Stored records
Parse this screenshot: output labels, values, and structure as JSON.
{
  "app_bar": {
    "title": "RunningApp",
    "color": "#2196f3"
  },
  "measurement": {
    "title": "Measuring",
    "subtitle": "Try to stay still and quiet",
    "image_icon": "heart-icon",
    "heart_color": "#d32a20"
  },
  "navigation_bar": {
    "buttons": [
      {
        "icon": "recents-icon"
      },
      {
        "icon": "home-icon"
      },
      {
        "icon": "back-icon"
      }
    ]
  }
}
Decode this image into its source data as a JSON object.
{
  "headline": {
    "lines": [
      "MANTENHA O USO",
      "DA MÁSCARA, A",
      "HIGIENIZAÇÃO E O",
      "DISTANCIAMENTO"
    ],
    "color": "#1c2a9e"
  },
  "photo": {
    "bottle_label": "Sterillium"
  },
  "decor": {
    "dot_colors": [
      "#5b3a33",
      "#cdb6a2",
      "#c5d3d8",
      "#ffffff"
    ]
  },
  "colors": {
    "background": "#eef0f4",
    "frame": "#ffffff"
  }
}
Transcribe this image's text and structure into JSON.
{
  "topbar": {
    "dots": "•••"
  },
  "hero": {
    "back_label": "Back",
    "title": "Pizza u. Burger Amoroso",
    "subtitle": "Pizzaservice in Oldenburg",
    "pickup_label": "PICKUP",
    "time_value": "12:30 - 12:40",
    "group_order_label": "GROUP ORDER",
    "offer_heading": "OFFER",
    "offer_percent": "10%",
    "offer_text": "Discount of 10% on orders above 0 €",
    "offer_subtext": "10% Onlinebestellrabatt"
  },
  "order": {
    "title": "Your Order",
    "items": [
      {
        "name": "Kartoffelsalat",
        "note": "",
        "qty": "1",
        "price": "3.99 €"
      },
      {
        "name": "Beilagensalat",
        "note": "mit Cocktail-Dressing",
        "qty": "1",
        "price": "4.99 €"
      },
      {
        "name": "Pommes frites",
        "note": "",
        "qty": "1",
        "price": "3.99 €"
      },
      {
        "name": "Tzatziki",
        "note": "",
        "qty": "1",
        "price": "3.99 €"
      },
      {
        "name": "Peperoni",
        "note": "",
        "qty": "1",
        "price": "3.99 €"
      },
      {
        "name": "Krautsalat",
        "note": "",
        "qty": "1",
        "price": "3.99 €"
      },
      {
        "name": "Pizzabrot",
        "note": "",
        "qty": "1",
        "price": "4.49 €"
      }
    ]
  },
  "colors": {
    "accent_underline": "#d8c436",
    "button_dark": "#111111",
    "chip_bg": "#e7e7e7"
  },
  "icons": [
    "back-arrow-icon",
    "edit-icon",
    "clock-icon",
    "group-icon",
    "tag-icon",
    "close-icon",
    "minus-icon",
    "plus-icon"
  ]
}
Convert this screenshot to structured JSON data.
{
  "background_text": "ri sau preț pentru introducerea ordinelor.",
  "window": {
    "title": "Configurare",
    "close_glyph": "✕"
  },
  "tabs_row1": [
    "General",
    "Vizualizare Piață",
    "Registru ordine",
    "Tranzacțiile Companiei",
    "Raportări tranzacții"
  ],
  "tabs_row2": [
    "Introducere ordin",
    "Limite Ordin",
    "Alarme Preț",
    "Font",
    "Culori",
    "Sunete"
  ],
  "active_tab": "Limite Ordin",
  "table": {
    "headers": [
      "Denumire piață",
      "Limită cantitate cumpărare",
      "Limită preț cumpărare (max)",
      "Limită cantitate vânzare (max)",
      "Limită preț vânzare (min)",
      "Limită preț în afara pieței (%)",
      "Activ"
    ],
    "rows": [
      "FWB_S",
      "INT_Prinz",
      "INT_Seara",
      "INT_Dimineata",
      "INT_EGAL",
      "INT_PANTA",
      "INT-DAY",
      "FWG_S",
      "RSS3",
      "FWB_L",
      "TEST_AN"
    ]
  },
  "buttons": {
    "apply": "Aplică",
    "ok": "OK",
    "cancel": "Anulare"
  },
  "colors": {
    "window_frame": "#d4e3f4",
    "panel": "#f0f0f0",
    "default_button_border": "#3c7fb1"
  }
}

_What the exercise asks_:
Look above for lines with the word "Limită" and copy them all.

_Solved problem_:
      "Limită cantitate cumpărare",
      "Limită preț cumpărare (max)",
      "Limită cantitate vânzare (max)",
      "Limită preț vânzare (min)",
      "Limită preț în afara pieței (%)",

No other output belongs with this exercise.